piFace uses MCP23S17-chip, which is supported by scratchClient.
The chip is a 16bit port expander; in piFace one group is used as an input, the other group of 8 bits are used as outputs, connected to a open collector driver.
One of the interrupt pins of the chip ‘intB’ is connected to GPIO25. This is not used by scratchClient (but does not allow to use this pin for other purpose.
The hardware setup: two LED, a green one and red one, and a small motor powered by a battery and controlled with the relais.
This post demonstrates the use of scratchClient as a ‘hardware abstraction layer’, assigning meaningful names to scratch variables.
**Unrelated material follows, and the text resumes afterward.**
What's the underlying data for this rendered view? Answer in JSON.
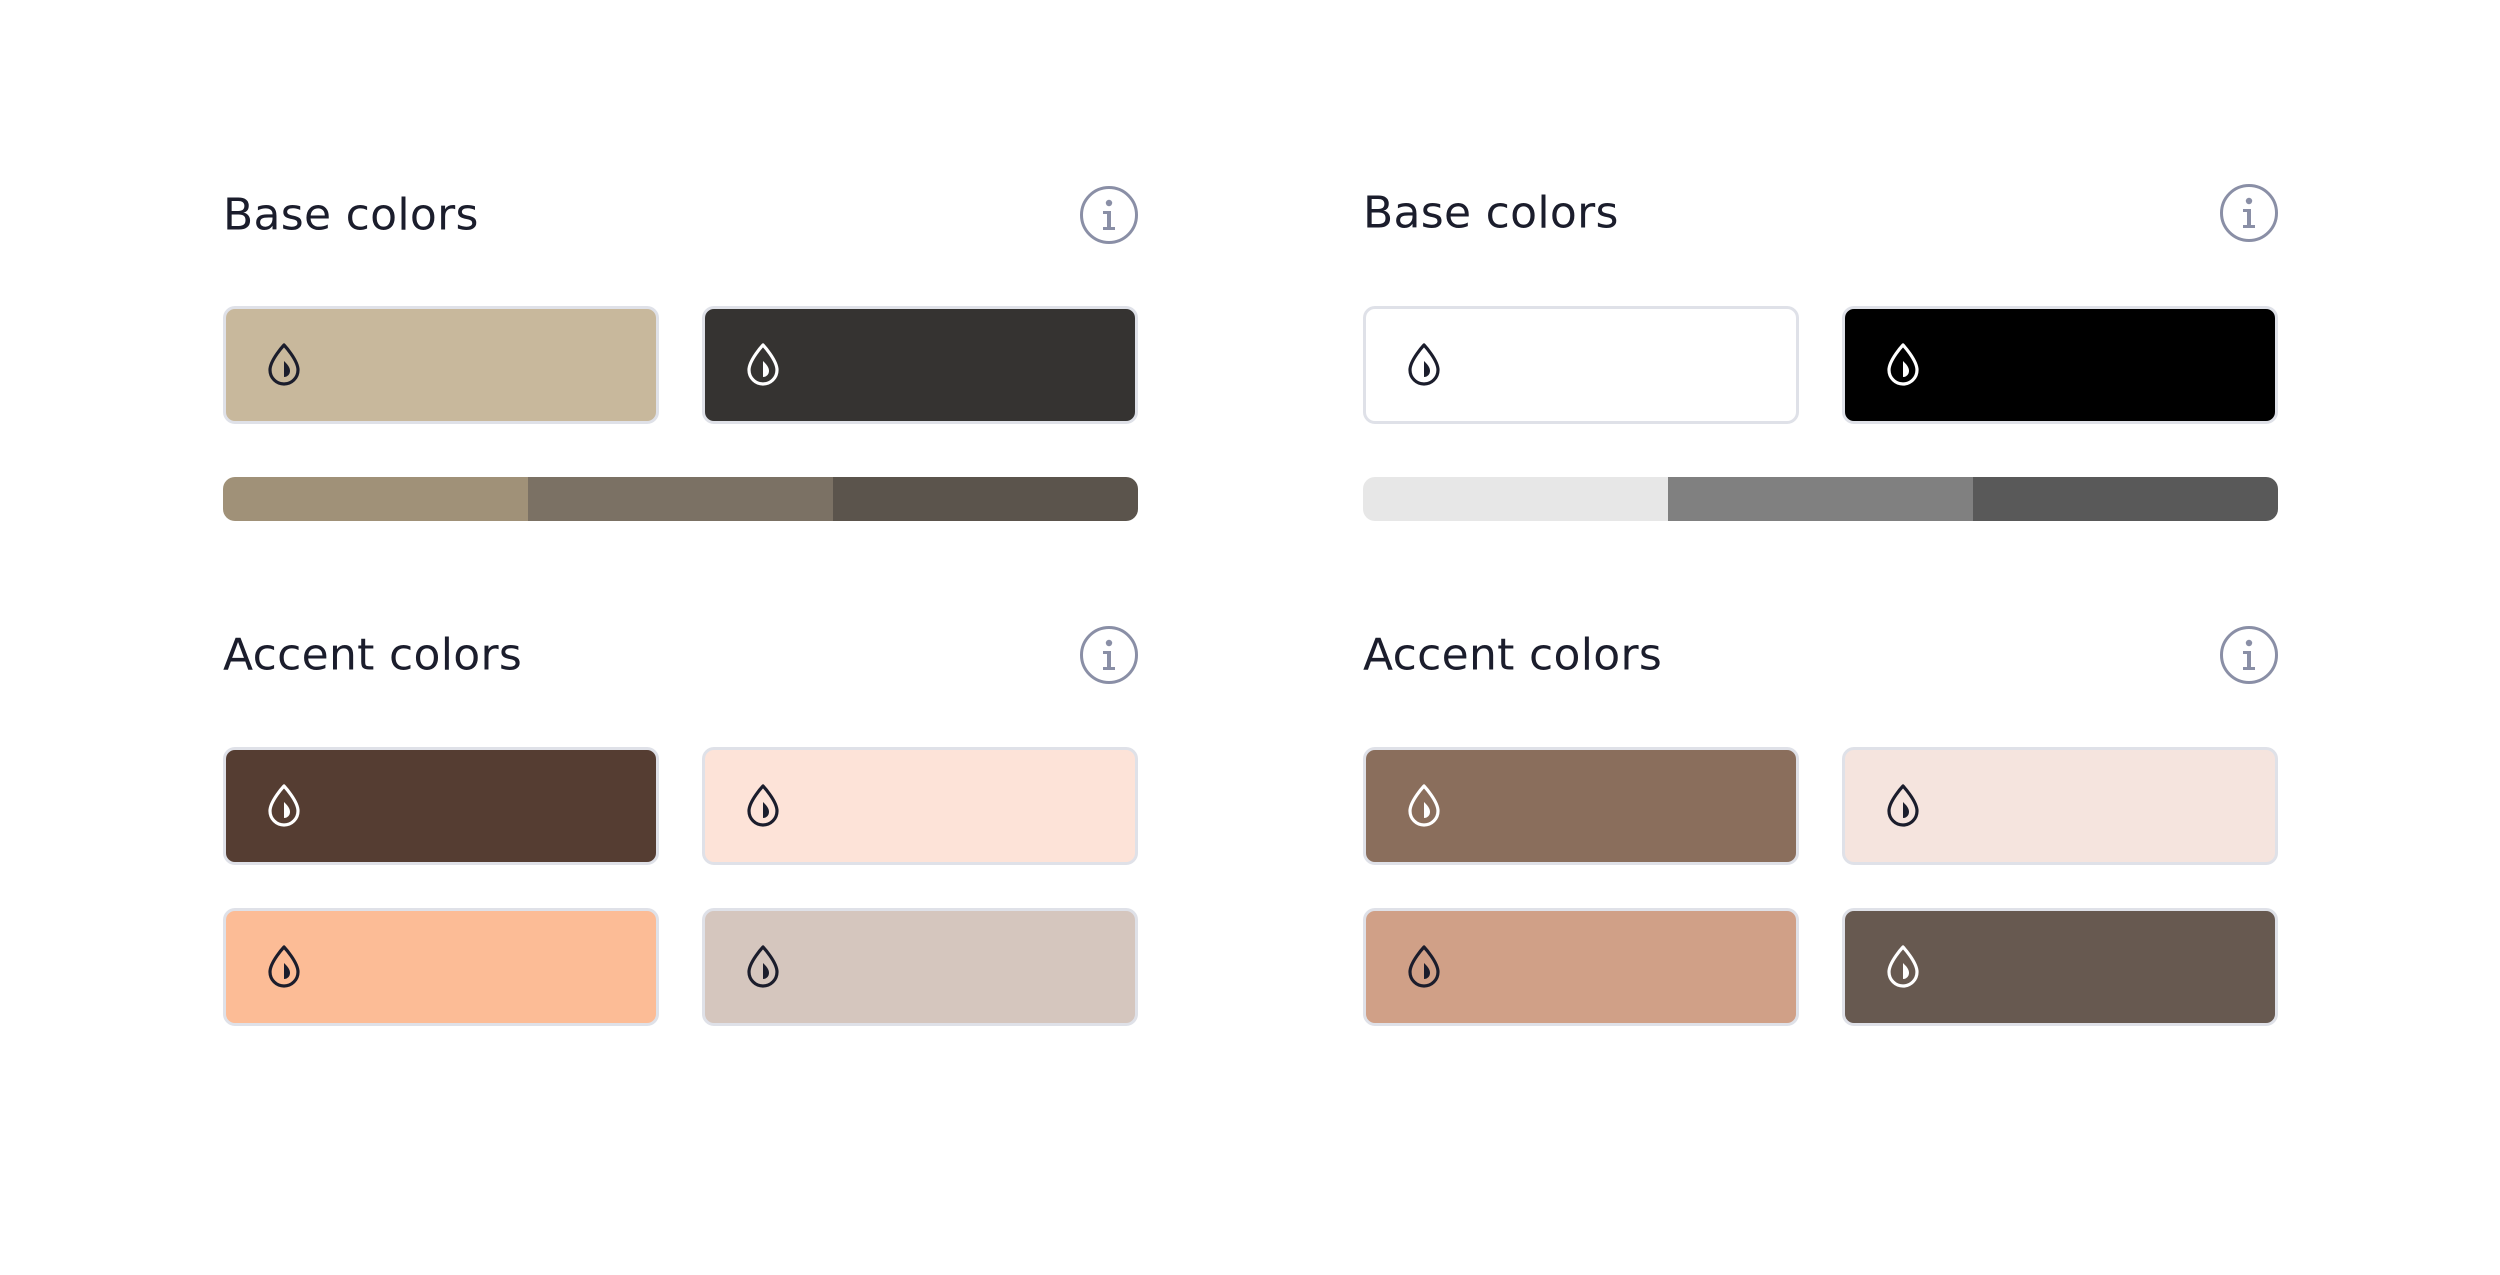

In this example, I connected a red and green LED to piFace.
With default configuration, the default names are ‘out_2’, ‘out_3’.
Here a sample of a blinking LED, using these definitions.
This works, but the variable names are not very conclusive. There is the need to keep a record on what this ‘out_2’ is meaning. But scratchClient allows to tweak the configuration files and provide more meaningful names for the variables controlling the hardware.
Restarting scratchClient is needed when configuration is changed.
Side topic: the ‘all’-variable, common to all outputs here, can be used to set all values immediately to either ‘0’ or ‘1’. Useful for a ’emergency shutdown’ or alike.
The script gets more expressive. There is no need to map the abstract names to the thing connected.
Here, the variables ‘relais_1’, ‘out_1’, ‘all’ can be used to drive this output.
Setting this variable is straightforward, but ‘relais_1’ is not a descriptive name.
When editing the configuration, the scratch variable names can be changed to ‘motor’.
This changes the names in scratch to ‘motor’.
The following snippets show the changes: left side are the default definitions, right side the more meaningful names.